You're heading into a high-pressure meeting with a potential client, so of course you want to obtain absolutely everything you can for your organization.

Even the most experienced leader can feel a little intimidated in this situation, or a bit unsure as to how to maximize the odds of success. There's no reason to worry!

Try these outside-the-box, foolproof research-based tips to bring your A-game to any negotiation, and get exactly what you want:

Write a self-affirmation.

If you tend to feel a little shaky about your ability to negotiate well, you may be creating a self-fulfilling prophecy.

A study from the Society for Personal and Social Psychology found that the lower the expectations people have about their power of persuasion, the more likely it is that their actual performance will reflect this belief.

Schedule five minutes before you head into the meeting to write about the most important negotiating skill you possess. Is it your gift for thinking on your feet? Your skill at listening?

Give yourself plenty of praise, read over your words a few times to cement them in your brain, then head into that meeting feeling terrific!

Enjoy a little small talk.

Researchers from American University report that initiating some friendly chit-chat before sitting down at the table can have a bonding effect on your negotiating partner.
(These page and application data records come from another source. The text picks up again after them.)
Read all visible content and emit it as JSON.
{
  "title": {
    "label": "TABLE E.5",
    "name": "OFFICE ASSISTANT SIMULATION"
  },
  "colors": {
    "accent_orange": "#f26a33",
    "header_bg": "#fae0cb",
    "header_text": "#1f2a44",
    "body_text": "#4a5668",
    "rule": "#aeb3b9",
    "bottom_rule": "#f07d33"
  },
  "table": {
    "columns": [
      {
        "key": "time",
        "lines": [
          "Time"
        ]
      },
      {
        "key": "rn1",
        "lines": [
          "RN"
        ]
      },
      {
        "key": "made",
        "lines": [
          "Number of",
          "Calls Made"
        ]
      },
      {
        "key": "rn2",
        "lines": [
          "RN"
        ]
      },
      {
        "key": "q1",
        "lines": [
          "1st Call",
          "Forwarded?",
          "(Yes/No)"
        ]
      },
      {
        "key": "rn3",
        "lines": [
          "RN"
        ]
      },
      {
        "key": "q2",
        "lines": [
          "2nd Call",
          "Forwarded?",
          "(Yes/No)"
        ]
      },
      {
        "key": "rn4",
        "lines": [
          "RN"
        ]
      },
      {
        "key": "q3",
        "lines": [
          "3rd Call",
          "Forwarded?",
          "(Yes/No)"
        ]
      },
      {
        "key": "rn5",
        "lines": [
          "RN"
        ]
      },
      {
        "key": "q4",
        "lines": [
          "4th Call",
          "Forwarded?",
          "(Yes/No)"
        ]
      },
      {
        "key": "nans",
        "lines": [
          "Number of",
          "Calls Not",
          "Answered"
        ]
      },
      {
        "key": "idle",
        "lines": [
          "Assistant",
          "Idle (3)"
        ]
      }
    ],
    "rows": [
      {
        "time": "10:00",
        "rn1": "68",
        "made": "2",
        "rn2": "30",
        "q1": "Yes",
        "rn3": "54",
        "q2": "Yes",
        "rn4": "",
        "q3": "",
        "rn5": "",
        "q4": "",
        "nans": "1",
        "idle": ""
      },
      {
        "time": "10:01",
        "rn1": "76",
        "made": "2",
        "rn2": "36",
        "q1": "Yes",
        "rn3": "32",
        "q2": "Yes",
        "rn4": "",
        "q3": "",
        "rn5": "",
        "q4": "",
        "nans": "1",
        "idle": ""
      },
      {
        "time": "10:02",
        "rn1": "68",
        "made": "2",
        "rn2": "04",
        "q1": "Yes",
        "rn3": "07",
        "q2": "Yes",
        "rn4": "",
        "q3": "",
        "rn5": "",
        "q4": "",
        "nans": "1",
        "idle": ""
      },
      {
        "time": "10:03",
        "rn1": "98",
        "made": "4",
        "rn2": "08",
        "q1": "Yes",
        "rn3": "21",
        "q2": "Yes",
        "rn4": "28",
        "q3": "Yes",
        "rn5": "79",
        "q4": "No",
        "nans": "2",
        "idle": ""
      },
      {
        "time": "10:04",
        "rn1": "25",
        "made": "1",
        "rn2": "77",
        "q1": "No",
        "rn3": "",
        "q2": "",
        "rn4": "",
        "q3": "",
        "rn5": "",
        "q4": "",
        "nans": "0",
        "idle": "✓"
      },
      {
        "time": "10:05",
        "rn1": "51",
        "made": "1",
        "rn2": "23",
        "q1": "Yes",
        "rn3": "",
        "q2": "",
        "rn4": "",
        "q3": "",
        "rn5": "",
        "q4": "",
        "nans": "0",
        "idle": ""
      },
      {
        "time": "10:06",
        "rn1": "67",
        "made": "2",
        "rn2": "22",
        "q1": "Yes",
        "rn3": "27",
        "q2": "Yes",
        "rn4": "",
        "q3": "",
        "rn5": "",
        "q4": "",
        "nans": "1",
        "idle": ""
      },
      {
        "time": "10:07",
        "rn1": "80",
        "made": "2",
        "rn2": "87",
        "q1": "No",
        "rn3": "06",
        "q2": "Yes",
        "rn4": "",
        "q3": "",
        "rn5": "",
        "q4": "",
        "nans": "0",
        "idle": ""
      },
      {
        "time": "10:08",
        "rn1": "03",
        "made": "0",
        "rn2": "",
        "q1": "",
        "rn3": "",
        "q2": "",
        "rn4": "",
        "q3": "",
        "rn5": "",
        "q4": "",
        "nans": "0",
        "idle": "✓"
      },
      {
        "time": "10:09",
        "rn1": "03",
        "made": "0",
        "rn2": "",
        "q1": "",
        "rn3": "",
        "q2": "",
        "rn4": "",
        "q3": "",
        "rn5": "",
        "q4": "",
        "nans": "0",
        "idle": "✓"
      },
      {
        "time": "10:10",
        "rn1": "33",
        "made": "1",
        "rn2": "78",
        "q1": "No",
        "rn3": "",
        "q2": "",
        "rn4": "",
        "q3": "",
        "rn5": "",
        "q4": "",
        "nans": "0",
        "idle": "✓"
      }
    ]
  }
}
If you're male, this works even more effectively, because it busts the stereotype that men don't indulge in this kind of banter it upends your partner's expectations of you in a positive way, and makes this person more receptive to you.

Choose your words wisely.

Data show that using phrasing such as "I'll give you this" as opposed to "I would like this" makes it much more likely that your negotiating partner will take you up on your offer.

This is because you're verbally placing the emphasis on what this person will receive, instead of on what this person will lose by giving you what you want.

Avoid "power posing."

Many business leaders think that body language like standing with your hands on your hips and your legs apart makes you look strong in a negotiation, but researchers from Michigan State University say it has no effect on how they're actually perceived.

It can be effective to stand in a power pose for two minutes before the start of your meeting if you need an inner boost of confidence, but in the actual negotiation, keep your body language relaxed, and you'll be perceived positively.

Be exact.

Looking to settle on a price? Don't used rounded-off numbers. Say the cost is $4,055, not $4,000.

With a precise number, your negotiating partner will get the impression you've done your homework in terms of the accurate value of your service or product, and will be more likely to settle on it then and there, according to research from Columbia University Business School.

All in all, be fair, honest, and polite — with these three qualities in place, you'll get the result you seek!